“Pain and suffering” may sound nebulous, but the state takes it seriously. California law defines pain and suffering compensation and monetary award intended to compensate physical pain, emotional distress, and other intangible losses a personal injury plaintiff suffers. Different courts use different formulas for calculating pain and suffering compensation. In some cases, the judge may deem it appropriate to award consistent payments until the plaintiff reaches maximum medical improvement. In others, judges may award lump sums in proportion to plaintiffs’ claimed medical expenses.
Punitive Damages in California Personal Injury Lawsuits
Some personal injury claims involve defendants whose behavior falls outside the scope of standard negligence.
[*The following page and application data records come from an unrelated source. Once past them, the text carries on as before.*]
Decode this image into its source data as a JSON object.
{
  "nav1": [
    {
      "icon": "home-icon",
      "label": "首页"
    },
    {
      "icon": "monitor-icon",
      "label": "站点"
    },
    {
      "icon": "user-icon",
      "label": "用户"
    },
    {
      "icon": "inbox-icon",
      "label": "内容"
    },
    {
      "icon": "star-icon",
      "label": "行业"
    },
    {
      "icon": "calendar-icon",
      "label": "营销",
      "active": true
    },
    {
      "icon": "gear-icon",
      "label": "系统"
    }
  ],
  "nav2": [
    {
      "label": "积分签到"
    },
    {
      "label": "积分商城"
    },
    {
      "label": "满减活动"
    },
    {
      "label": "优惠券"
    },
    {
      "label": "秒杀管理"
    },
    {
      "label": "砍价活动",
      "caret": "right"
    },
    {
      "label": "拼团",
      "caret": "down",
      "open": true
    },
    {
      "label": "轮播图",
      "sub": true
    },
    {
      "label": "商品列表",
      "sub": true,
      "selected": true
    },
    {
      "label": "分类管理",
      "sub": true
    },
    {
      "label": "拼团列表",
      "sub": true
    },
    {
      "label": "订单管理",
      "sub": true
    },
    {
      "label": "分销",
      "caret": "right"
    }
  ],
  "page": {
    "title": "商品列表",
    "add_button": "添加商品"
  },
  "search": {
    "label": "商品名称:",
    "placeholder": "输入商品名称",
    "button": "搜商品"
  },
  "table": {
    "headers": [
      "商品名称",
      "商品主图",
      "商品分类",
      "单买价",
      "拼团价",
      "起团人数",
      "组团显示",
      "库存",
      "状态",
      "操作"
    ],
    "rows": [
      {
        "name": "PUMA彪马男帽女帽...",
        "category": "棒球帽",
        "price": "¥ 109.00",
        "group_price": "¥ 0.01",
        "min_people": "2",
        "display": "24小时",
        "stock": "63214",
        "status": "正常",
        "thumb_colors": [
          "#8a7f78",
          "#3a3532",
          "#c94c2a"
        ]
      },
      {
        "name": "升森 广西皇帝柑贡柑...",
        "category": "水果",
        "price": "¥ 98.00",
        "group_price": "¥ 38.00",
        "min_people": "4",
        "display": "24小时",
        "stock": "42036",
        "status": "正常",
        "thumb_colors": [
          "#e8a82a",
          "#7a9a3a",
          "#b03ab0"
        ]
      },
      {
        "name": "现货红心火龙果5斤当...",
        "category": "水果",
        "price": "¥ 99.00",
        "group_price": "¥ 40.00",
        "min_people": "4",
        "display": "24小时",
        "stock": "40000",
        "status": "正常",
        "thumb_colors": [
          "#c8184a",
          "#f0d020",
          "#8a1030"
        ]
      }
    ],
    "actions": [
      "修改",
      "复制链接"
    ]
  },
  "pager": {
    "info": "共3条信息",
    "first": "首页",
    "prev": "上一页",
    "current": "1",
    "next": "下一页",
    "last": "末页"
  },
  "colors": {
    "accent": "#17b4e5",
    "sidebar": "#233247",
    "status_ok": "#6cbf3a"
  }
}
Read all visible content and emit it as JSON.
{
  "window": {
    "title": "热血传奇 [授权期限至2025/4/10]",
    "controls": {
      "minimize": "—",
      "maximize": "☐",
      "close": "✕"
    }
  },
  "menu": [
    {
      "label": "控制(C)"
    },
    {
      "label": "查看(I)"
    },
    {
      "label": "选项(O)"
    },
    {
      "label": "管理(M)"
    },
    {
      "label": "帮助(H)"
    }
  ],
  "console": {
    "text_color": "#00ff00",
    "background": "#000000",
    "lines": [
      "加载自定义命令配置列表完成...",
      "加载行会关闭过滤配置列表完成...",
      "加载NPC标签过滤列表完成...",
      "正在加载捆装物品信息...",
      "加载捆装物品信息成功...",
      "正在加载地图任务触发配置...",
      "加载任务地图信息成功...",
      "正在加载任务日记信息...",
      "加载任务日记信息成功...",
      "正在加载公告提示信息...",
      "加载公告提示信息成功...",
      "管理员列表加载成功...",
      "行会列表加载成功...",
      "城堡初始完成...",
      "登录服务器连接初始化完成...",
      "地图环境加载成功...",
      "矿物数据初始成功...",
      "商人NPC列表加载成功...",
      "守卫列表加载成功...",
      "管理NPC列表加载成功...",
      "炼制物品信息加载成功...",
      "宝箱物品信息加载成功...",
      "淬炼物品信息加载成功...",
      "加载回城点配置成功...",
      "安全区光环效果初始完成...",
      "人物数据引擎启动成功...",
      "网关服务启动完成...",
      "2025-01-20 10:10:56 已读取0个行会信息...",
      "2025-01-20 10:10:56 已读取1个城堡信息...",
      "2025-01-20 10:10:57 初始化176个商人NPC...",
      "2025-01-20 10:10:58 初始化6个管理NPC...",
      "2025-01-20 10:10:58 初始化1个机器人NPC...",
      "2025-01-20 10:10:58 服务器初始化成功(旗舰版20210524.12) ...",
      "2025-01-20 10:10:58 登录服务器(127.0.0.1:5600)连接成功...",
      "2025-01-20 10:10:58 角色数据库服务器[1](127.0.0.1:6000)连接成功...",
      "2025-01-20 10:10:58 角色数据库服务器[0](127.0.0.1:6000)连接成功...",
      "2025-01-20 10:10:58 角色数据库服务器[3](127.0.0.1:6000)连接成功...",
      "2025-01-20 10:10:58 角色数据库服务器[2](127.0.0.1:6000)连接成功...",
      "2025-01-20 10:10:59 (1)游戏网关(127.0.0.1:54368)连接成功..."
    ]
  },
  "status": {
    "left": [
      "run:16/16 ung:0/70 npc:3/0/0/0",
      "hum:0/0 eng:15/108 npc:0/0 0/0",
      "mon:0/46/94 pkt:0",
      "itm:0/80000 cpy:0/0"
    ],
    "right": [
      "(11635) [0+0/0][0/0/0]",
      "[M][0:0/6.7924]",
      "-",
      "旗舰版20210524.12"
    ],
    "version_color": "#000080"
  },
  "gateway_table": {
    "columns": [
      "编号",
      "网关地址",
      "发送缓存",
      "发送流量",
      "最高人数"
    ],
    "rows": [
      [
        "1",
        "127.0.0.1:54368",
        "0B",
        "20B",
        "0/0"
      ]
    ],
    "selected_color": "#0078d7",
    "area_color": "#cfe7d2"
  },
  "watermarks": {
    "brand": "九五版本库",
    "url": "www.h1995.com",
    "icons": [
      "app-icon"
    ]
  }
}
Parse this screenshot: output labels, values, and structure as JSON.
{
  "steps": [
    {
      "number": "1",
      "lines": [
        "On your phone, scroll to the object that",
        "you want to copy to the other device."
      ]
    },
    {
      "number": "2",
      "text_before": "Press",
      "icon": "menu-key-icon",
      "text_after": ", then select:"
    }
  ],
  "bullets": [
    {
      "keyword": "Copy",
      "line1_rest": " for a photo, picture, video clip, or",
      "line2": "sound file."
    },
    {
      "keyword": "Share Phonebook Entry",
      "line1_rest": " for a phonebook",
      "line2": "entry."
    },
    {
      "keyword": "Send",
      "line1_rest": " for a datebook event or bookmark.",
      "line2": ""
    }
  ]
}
Gross negligence, criminal negligence, and intentional torts can also lead to personal injury proceedings in California. For example, if a daycare staff member abuses a child in their care or individual assaults and injures another person in an attempted robbery, the offender will likely face criminal prosecution from the state in addition to civil claims from their victims.
California judges overseeing personal injury claims have the authority to award punitive damages when defendants’ behavior was grossly negligent or willfully dangerous. In some cases, these proceedings may align with criminal proceedings against the defendant. Punitive damages exist to further punish those who commit personal injuries against others and to serve as a warning to those who might engage in similar behavior in the future.
Unlike some other states, California does not place a limit on the amount a plaintiff may receive in punitive damages. The state also allows punitive damages to be paid alongside a plaintiff’s compensatory and special damages, and the amount the defendant pays typically hinges on their individual financial situation.